◆ **Assignment**: Your answer should be every line of the records that contains the word "JSON".

====

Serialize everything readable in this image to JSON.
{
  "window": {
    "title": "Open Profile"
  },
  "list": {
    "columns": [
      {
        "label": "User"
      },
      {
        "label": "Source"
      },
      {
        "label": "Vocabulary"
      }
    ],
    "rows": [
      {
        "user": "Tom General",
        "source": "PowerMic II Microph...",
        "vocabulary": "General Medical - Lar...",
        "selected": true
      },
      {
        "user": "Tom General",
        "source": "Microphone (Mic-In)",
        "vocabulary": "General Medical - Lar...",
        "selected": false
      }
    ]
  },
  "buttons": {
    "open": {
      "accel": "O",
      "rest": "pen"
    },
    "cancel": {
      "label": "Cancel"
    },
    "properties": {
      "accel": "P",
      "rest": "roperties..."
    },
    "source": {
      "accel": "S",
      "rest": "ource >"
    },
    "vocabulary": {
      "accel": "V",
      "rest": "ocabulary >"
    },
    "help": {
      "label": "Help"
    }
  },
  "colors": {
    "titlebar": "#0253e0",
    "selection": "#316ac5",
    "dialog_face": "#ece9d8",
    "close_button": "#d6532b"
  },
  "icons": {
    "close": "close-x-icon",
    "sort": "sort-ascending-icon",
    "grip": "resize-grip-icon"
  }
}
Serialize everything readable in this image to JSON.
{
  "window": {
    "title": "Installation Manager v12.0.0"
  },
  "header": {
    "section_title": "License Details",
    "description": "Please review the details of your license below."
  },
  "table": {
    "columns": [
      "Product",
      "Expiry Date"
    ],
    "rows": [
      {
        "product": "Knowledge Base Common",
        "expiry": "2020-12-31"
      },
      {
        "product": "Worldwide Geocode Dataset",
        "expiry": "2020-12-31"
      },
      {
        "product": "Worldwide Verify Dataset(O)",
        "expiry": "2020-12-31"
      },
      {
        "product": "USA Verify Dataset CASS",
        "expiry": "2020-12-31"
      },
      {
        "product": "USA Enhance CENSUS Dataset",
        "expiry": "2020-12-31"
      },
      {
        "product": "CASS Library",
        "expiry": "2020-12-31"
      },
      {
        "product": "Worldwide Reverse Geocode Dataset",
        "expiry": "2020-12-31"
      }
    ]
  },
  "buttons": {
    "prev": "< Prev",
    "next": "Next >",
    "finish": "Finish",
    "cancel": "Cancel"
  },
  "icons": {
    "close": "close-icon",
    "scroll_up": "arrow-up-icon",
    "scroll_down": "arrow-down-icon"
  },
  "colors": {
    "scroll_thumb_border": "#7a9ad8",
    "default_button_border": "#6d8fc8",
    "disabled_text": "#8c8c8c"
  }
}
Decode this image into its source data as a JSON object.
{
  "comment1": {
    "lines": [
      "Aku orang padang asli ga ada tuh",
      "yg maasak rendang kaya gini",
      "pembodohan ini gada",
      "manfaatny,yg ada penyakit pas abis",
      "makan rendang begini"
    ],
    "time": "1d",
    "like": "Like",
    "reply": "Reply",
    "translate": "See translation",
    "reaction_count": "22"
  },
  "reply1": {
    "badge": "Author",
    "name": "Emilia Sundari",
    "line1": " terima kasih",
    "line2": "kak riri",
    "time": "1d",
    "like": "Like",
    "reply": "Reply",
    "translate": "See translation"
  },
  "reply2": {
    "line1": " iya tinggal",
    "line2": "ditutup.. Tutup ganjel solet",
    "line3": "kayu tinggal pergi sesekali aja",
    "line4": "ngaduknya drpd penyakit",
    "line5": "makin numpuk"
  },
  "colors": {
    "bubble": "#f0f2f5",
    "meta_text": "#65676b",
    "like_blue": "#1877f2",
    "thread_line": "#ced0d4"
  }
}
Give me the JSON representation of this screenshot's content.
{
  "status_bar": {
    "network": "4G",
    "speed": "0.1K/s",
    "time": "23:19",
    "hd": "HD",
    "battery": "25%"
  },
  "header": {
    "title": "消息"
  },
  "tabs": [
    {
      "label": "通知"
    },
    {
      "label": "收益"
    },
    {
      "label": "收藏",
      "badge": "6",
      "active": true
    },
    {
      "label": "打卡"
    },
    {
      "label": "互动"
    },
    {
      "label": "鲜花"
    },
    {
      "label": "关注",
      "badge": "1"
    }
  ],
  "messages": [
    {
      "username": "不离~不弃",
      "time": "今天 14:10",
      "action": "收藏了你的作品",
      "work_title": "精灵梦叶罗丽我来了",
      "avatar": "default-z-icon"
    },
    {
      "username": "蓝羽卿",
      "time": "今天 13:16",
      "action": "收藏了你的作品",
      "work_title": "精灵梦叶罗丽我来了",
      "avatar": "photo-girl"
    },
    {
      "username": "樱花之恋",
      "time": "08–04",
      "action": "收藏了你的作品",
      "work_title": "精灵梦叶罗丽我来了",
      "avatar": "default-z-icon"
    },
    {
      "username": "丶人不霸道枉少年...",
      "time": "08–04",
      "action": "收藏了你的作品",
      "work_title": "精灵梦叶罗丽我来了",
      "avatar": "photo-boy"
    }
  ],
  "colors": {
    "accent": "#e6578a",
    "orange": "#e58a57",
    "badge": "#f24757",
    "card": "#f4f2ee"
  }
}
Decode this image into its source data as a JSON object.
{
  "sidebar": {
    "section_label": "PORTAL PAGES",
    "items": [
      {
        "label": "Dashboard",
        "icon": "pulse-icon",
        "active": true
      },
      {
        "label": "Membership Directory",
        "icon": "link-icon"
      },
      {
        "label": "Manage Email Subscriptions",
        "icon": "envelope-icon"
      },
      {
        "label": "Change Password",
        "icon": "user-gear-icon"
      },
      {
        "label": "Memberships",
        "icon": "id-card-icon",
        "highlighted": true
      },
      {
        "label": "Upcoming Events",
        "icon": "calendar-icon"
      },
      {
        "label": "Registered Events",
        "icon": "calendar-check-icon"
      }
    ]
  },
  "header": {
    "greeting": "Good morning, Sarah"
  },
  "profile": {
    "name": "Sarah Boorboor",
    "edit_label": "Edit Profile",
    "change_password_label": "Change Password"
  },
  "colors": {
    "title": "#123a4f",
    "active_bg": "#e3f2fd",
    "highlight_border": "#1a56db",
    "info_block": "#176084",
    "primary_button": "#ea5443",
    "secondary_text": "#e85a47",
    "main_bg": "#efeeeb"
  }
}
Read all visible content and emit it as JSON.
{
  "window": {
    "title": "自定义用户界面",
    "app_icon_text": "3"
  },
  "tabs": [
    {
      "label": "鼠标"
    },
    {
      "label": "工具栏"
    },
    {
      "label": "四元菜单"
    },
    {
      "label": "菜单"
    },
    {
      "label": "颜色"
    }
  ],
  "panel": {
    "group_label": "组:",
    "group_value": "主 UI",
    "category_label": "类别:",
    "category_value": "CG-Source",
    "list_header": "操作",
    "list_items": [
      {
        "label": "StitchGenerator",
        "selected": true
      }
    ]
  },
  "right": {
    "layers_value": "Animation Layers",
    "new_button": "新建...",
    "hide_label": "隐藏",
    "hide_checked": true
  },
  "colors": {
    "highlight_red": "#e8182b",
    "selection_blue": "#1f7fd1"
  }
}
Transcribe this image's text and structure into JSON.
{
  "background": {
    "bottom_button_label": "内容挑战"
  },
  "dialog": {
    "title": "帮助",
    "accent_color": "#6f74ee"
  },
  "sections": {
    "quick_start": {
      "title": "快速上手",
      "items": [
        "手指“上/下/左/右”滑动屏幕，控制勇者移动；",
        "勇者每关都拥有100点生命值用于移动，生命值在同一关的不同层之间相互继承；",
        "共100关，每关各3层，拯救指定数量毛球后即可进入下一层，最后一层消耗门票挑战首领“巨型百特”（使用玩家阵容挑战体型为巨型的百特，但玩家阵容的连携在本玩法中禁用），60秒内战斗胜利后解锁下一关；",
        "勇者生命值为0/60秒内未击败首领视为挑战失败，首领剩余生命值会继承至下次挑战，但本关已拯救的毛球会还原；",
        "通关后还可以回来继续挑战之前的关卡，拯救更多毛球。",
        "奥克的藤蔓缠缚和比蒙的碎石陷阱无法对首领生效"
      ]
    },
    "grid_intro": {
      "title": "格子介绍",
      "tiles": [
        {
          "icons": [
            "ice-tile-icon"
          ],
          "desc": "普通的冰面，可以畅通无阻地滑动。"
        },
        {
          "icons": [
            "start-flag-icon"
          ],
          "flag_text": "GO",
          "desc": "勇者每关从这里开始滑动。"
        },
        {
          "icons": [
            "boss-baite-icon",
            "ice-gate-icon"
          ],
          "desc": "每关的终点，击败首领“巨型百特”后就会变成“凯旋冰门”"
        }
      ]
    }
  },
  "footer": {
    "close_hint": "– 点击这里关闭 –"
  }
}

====

◆ **Exercise solution**:
Serialize everything readable in this image to JSON.
Serialize everything readable in this image to JSON.
Decode this image into its source data as a JSON object.
Give me the JSON representation of this screenshot's content.
Decode this image into its source data as a JSON object.
Read all visible content and emit it as JSON.
Transcribe this image's text and structure into JSON.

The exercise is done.